First of all, thanks for all the supportive comments and encouraging words this past week. Words cannot describe how physically draining and emotionally exhausting these past five days have been for me. To think how this highly-trained and battled-tested runner’s body can transform so quickly to a giant puddle of inactive mush in a matter of a few hours is both humbling and frightening. The good news though, is that I’ve started to turn a corner and my body has shown signs over the past 24 hours that it is winning the war once again. Although I have very little objective data to support this hypothesis (since I’m stilling sneezing and coughing quite frequently), the return of subjective sub-3 ponderings for the big race is evidence enough for me that I can once again start getting excited for the big day…Yay!
But…before we get too far ahead of ourselves, let me go back and tell you about the funniest story that you might not have heard and won’t ever hear again (because I’d be too embarrassed to tell you)…so listen up, ‘cause I’m just recounting this story ONCE and never again!
Let me preface the story by saying that I generally hold myself in pretty high esteem when I go running in the local gym. Because I limit myself to using only the treadmill when I go there and since I usually run much faster than anyone around me (and must look pretty good doing it too if I have to say so myself) I feel like I’m at my element whenever I’m pounding out the miles on the conveyor belt. Also, whenever I’m there, I always make sure I’m running in a race-ready technical shirt so as to differentiate myself from the cotton wearing wannabe crowd who are mainly there just to check themselves out while doing some light cardio.
It was with a similar mindset that I entered the gym for my usual hard Tuesday workout. Although I was sick that day, with fever, chills, and paroxysmal coughing fits, I thought (stupidly in retrospect) that a hard workout would jump start the immune system and help to eliminate the virus at a faster rate.
The scheduled called for a tempo run of 5 miles at 6:19 pace. To be safe, I settled on running the first half at marathon pace (6:52) and then transitioning to tempo pace only if I felt comfortable. Because my legs hadn’t run in a couple of days and had not experienced speedwork in a week and a half, they were excited for the opportunity to run fast even if the rest of the body wasn’t. After setting the treadmill to include random inclines at a steady 6:50 pace, I started running. The pace felt hard and fast right from the outset. Although I fought to hold the breathing and heart rate to a comfortable level, it became almost impossible after 0.5 mile. As I was getting disappointed that I was slipping so soon, I puckered down, closed my eyes, and pleaded with the body to just hold on until the end of the mile. As soon as I did I felt the treadmill tilted upward. With my eyes closed, I couldn’t register what was happening so I instinctively told myself to keep the same effort as I opened my eyes in a panic. But before those neuronal impulses became coherent, I inexplicably found myself slipping farther and farther backwards until a second later I found myself running on carpet behind the treadmill! It took me nearly a second to realize that because I had forgotten about the random adjustable incline and because I did not increase my pace in response to that incline, I had just done the most embarrassing thing this side of faking the finish of a marathon – I ran off a treadmill in the middle of a crowded NYC gym. Omigosh! First thought in my head: There should be a giant caption bubble above my head right now with the words “Wanna get away?” Second thought in my head: Is there anyone around who isn’t looking at me right now? Third thought in my head: I’m wearing my San Fran marathon shirt...spectacular…what a shining example of a great marathon runner am I? I didn’t dare look around. But even above the loud ambience of the hundreds of treadmills in operation in that same room and my own headphones pumping out tunes into my ears, I could still hear the muffled giggles and feel the laser stares of a thousand eyes straight on my back. It truly had to be one of the lowest points of my running life!

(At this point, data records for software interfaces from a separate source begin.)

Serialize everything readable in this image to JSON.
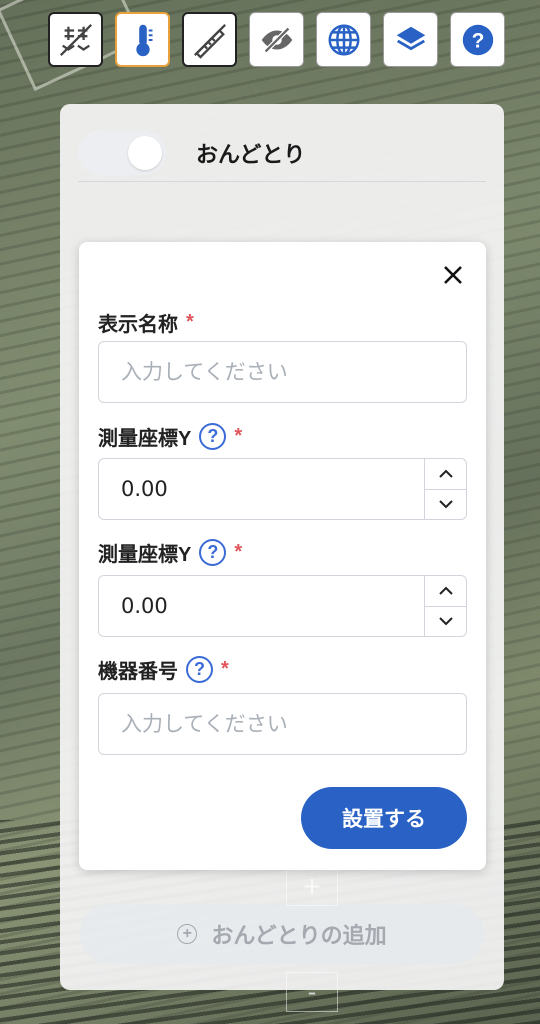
{
  "toolbar": {
    "buttons": [
      {
        "icon": "grid-slash-icon"
      },
      {
        "icon": "thermometer-icon"
      },
      {
        "icon": "ruler-slash-icon"
      },
      {
        "icon": "eye-slash-icon"
      },
      {
        "icon": "globe-icon"
      },
      {
        "icon": "layers-icon"
      },
      {
        "icon": "help-icon"
      }
    ],
    "active_color": "#e9a23b",
    "accent_color": "#2962c4"
  },
  "layer_panel": {
    "title": "おんどとり",
    "add_label": "おんどとりの追加",
    "zoom_in": "+",
    "zoom_out": "-"
  },
  "dialog": {
    "fields": {
      "display_name": {
        "label": "表示名称",
        "placeholder": "入力してください",
        "value": "",
        "required": "*"
      },
      "coord_y1": {
        "label": "測量座標Y",
        "value": "0.00",
        "required": "*"
      },
      "coord_y2": {
        "label": "測量座標Y",
        "value": "0.00",
        "required": "*"
      },
      "device_no": {
        "label": "機器番号",
        "placeholder": "入力してください",
        "value": "",
        "required": "*"
      }
    },
    "help_glyph": "?",
    "submit_label": "設置する"
  }
}
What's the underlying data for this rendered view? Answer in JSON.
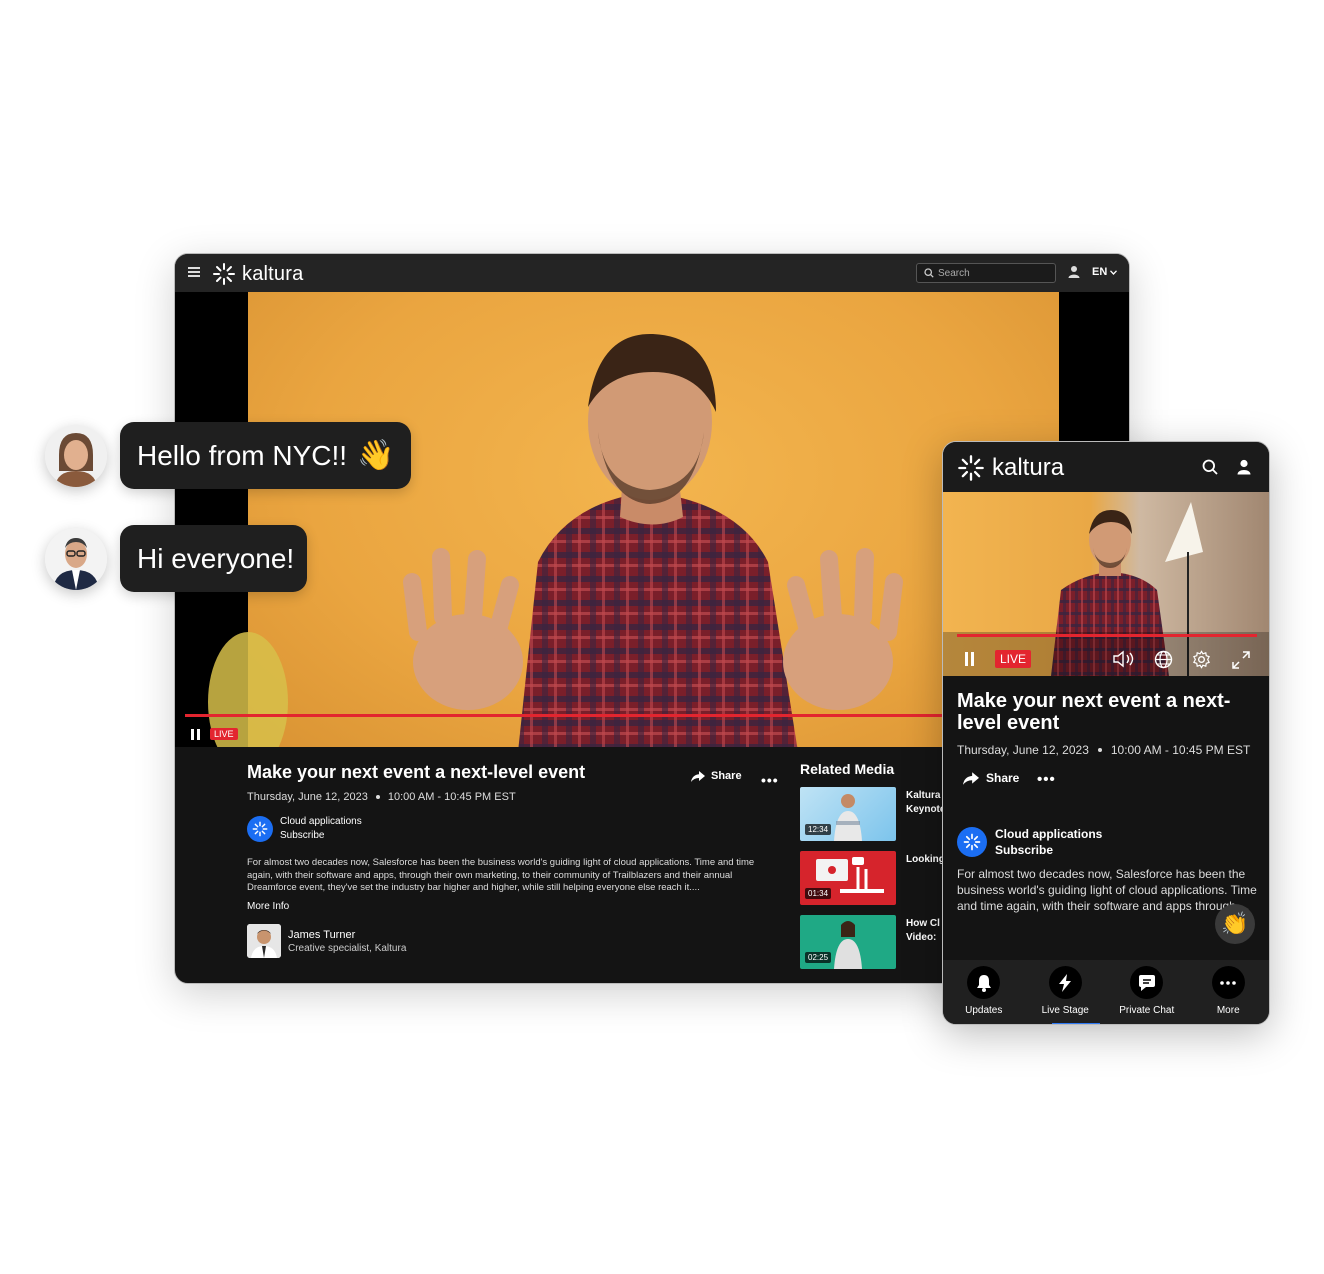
{
  "brand": {
    "name": "kaltura"
  },
  "desktop": {
    "search": {
      "placeholder": "Search"
    },
    "language": "EN",
    "player": {
      "live_label": "LIVE",
      "progress": 1.0
    },
    "event": {
      "title": "Make your next event a next-level event",
      "date": "Thursday, June 12, 2023",
      "time": "10:00 AM - 10:45 PM EST",
      "share_label": "Share",
      "more_label": "•••"
    },
    "channel": {
      "name": "Cloud applications",
      "action": "Subscribe"
    },
    "description": "For almost two decades now, Salesforce has been the business world's guiding light of cloud applications. Time and time again, with their software and apps, through their own marketing, to their community of Trailblazers and their annual Dreamforce event, they've set the industry bar higher and higher, while still helping everyone else reach it....",
    "more_info": "More Info",
    "author": {
      "name": "James Turner",
      "role": "Creative specialist, Kaltura"
    },
    "related": {
      "title": "Related Media",
      "items": [
        {
          "duration": "12:34",
          "title": "Kaltura Keynote"
        },
        {
          "duration": "01:34",
          "title": "Looking"
        },
        {
          "duration": "02:25",
          "title": "How Cl Video: T"
        }
      ]
    }
  },
  "chat": [
    {
      "text": "Hello from NYC!!",
      "emoji": "👋"
    },
    {
      "text": "Hi everyone!"
    }
  ],
  "mobile": {
    "player": {
      "live_label": "LIVE"
    },
    "event": {
      "title": "Make your next event a next-level event",
      "date": "Thursday, June 12, 2023",
      "time": "10:00 AM - 10:45 PM EST",
      "share_label": "Share",
      "more_label": "•••"
    },
    "channel": {
      "name": "Cloud applications",
      "action": "Subscribe"
    },
    "description": "For almost two decades now, Salesforce has been the business world's guiding light of cloud applications. Time and time again, with their software and apps through ...",
    "reaction": "👏",
    "tabs": [
      {
        "label": "Updates",
        "icon": "bell-icon"
      },
      {
        "label": "Live Stage",
        "icon": "lightning-icon",
        "active": true
      },
      {
        "label": "Private Chat",
        "icon": "chat-icon"
      },
      {
        "label": "More",
        "icon": "more-icon"
      }
    ]
  },
  "colors": {
    "accent_red": "#e3252f",
    "brand_blue": "#1b6ef3",
    "tab_active": "#2f7af5"
  }
}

Somehow, despite the whole fiasco, I had the whereabouts to jump back on the treadmill and power down the machine to a more meaningful speed. I then proceeded to run at that same pedestrian speed for thirty minutes, or as long a period of time as I thought it would take for the rest of the gym to turn over. During that entire time, I didn’t look up, but stared at the flickering red digits on the display until time was up. The funny thing about that run was that I ran so slowly and so evenly that for a long time during it, I forgot that I was still sick. No matter though, the trauma for that night had already been done a long time ago…
So there it is folks. The mystery of the ONE time the treadmill took advantage of my sickness, rejected my running efforts, spat me back out, and left me with my most embarrassing running story ever!
Hope you all enjoyed that because I’m NOT repeating it ever again! Consider it my Passover/Easter present. Have a great weekend everyone!